WHAT YOU NEED TO DO:
Gather each line containing the string "name" from these entries.

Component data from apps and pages
BEGIN

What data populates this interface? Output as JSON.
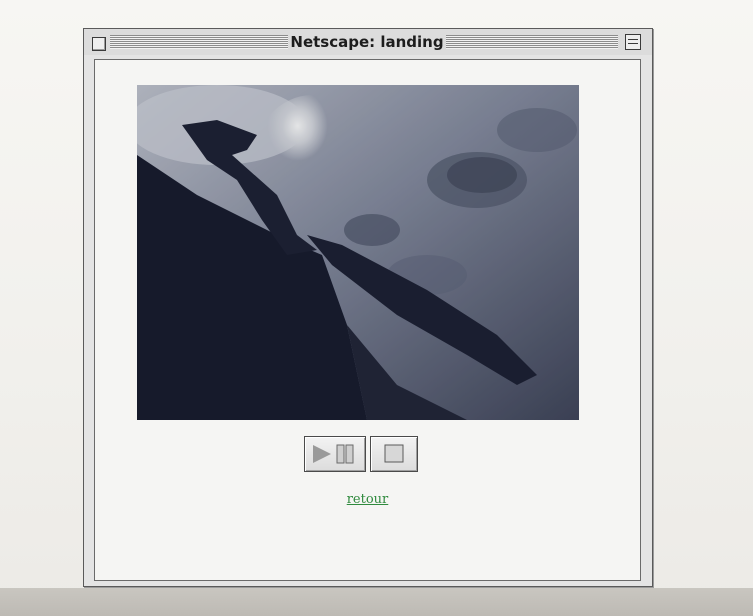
{
  "window": {
    "title": "Netscape: landing"
  },
  "player": {
    "frame_subject": "lunar surface with landing leg shadow",
    "play_pause_icon": "play-pause-icon",
    "stop_icon": "stop-icon"
  },
  "page": {
    "link_label": "retour",
    "link_color": "#2f8a3d"
  }
}
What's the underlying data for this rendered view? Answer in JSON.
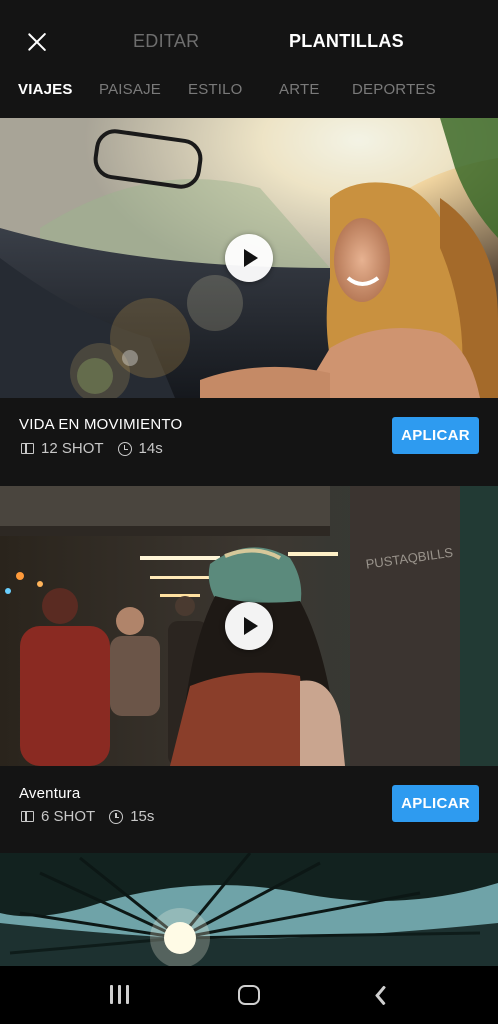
{
  "header": {
    "edit_label": "EDITAR",
    "templates_label": "PLANTILLAS"
  },
  "categories": [
    {
      "label": "VIAJES",
      "active": true
    },
    {
      "label": "PAISAJE",
      "active": false
    },
    {
      "label": "ESTILO",
      "active": false
    },
    {
      "label": "ARTE",
      "active": false
    },
    {
      "label": "DEPORTES",
      "active": false
    }
  ],
  "templates": [
    {
      "title": "VIDA EN MOVIMIENTO",
      "shots": "12 SHOT",
      "duration": "14s",
      "apply_label": "APLICAR"
    },
    {
      "title": "Aventura",
      "shots": "6 SHOT",
      "duration": "15s",
      "apply_label": "APLICAR"
    }
  ],
  "colors": {
    "accent": "#2e9bf0",
    "background": "#141414"
  },
  "icons": {
    "close": "close-icon",
    "play": "play-icon",
    "shot": "shot-icon",
    "clock": "clock-icon",
    "nav_recent": "recent-apps-icon",
    "nav_home": "home-icon",
    "nav_back": "back-icon"
  }
}
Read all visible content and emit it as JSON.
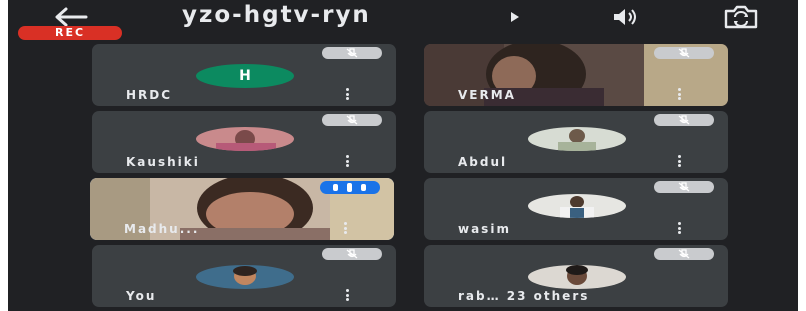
{
  "meeting": {
    "code": "yzo-hgtv-ryn",
    "recording_label": "REC"
  },
  "icons": {
    "back": "arrow-left-icon",
    "caret": "caret-right-icon",
    "audio": "speaker-icon",
    "switch_camera": "switch-camera-icon",
    "muted": "mic-off-icon",
    "speaking": "speaking-indicator-icon",
    "more": "more-vert-icon"
  },
  "colors": {
    "background": "#202124",
    "tile": "#3c4043",
    "recording": "#d93025",
    "active_speaker": "#1a73e8",
    "avatar_h": "#0c8a60"
  },
  "participants": [
    {
      "name": "HRDC",
      "avatar_letter": "H",
      "muted": true
    },
    {
      "name": "VERMA",
      "muted": true
    },
    {
      "name": "Kaushiki",
      "muted": true
    },
    {
      "name": "Abdul",
      "muted": true
    },
    {
      "name": "Madhu...",
      "muted": false,
      "speaking": true
    },
    {
      "name": "wasim",
      "muted": true
    },
    {
      "name": "You",
      "muted": true
    },
    {
      "name": "rab… 23 others",
      "muted": true
    }
  ]
}
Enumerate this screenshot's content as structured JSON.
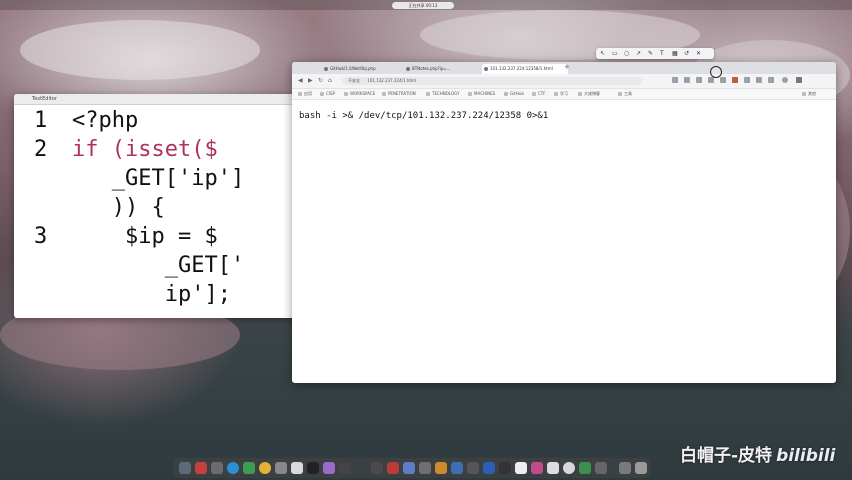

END

RESPONSE TO THIS EXERCISE:
      "name": "HRDC",
      "name": "VERMA",
      "name": "Kaushiki",
      "name": "Abdul",
      "name": "Madhu...",
      "name": "wasim",
      "name": "You",
      "name": "rab… 23 others",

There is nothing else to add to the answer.